Minutes before the overtime period of Saturday night's men's hockey game, I asked a friend for his prediction about the contest's final outcome. "Do you remember history?" he answered darkly.
There were at least several streaks to which he could have been referring.
It seemed likely that the 4-3 streak would continue. five of the last seven meetings between Harvard and St. Lawrence had ended with a 4-3 score, and three of those had been decided in overtime.
On the Bright side, the Crimson's magnificent string of 29 straight games at home without a loss might pull Harvard through and insure another win.
But there were also several indications that the evening would end unhappily for the home heroes.
Since Harvard had lost its last three overtime games over the past two seasons, the Crimson might have been doomed to come up short in this contest as well.
And then there was last year's regular-season finale--which ended in an overtime defeat.
Most ominously, calendar buffs could point out that the last time the Crimson had lost at home was March 1, 1985 to--of all teams--St. Lawrence.

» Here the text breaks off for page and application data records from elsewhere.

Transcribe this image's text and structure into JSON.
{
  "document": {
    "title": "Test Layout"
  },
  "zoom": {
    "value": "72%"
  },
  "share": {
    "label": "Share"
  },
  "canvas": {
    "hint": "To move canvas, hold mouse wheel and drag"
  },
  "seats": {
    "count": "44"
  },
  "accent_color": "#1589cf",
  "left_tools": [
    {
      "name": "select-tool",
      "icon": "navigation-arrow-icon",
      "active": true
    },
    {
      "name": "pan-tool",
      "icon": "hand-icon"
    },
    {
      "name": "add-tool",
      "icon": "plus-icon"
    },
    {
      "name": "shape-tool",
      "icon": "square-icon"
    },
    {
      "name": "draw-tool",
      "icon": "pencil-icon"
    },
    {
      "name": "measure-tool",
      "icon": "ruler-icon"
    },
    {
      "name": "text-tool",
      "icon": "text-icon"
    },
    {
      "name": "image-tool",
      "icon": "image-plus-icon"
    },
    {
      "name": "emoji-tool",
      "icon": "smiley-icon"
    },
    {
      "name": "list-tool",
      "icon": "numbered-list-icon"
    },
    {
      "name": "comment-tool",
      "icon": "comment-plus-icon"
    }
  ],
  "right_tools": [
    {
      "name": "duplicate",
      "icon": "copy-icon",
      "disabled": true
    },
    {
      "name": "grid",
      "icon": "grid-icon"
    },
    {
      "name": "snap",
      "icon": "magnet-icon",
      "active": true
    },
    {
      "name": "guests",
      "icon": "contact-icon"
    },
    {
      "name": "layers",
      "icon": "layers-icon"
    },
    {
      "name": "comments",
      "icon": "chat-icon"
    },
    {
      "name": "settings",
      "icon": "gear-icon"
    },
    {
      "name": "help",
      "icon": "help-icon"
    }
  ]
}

And the icemen had lost by that ominous score, 4-3, in overtime.
Saturday, history--specifically that final bit--repeated itself at Bright Center.

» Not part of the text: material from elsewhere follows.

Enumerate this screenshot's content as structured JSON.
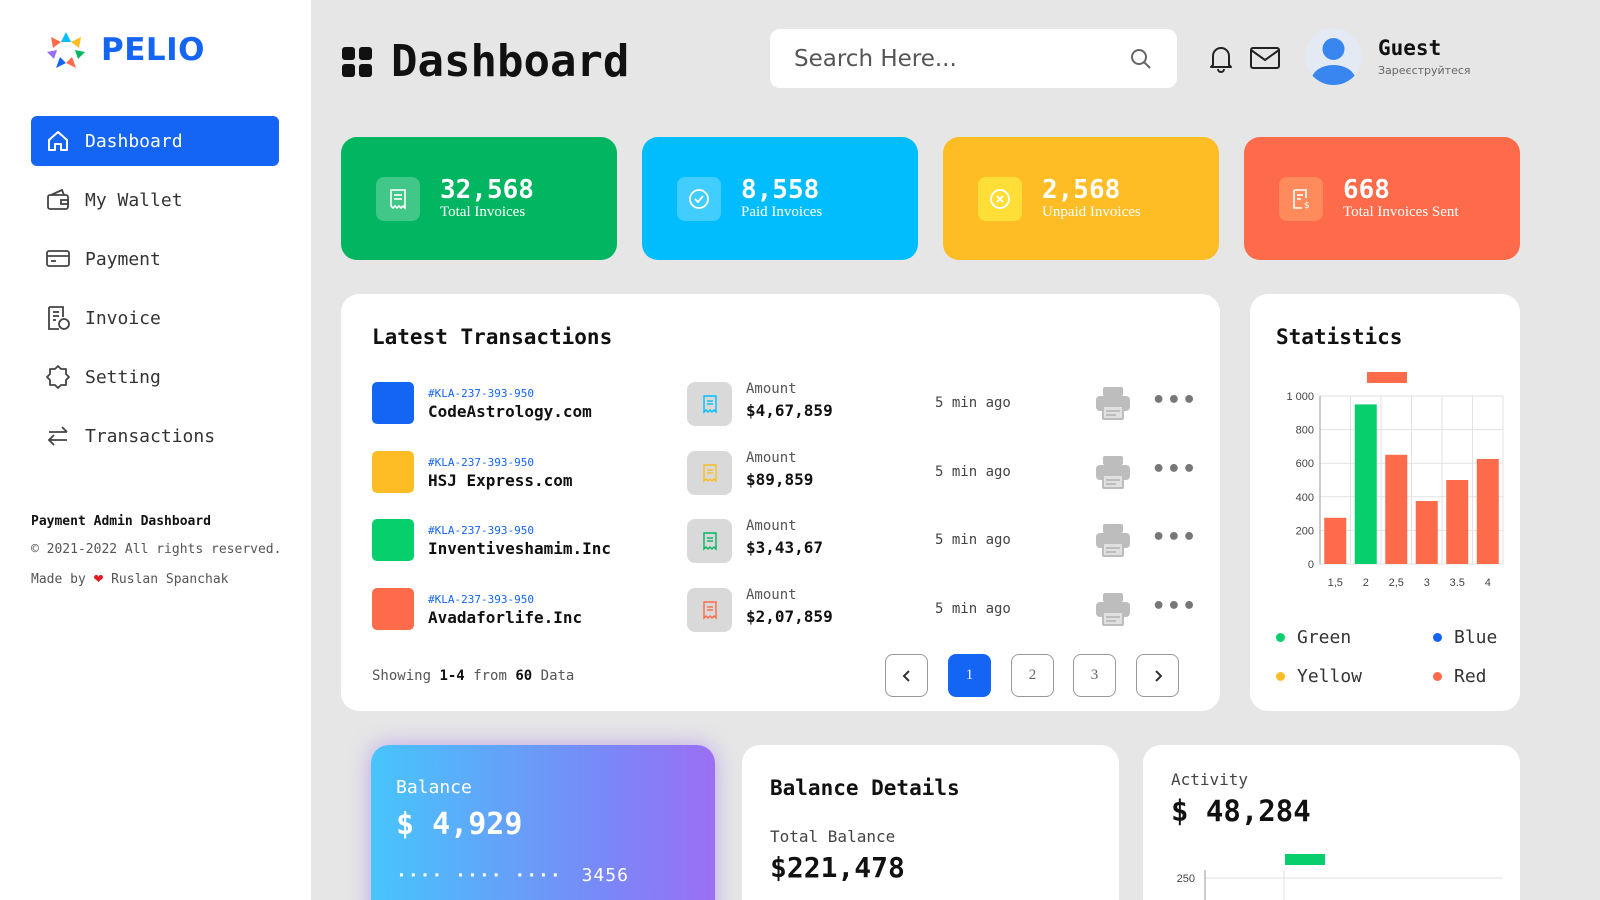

Afterwards, the Crimson players tried to make sense of what the 4-3 overtime loss meant to the team. It was upsetting to end the home unbeaten streak and to lose in front of the home fans, but it was nuclear what this meant for the future.
"Maybe it's good entering the playoffs that we don't have a streak going," defenseman Mark Benning said. "This teaches us we have to be up for every game."

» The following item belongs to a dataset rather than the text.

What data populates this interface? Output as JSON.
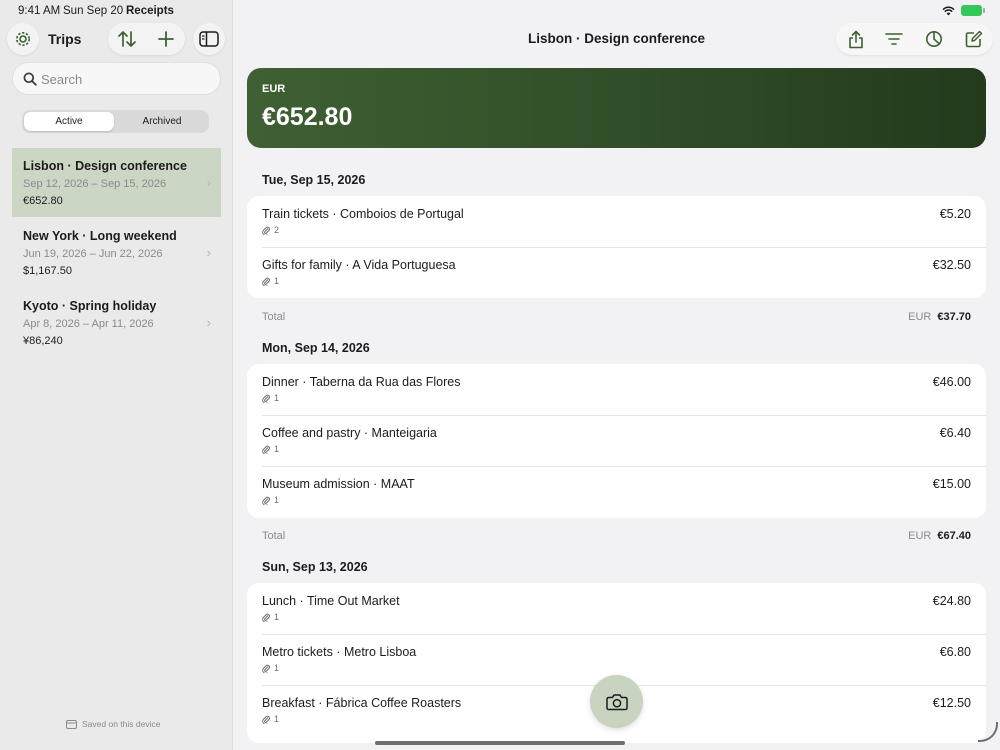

First-line center Allen Bourbeau took the opposite view. "If we had won, it would be a lot easier in the playoffs because we'd have more momentum," he said.
Harvard Coach Bill Cleary was upset about the game's outcome. "Who the heck likes to lose?" he said. "We just didn't have the oomph, because we had to kill too many penalties." 8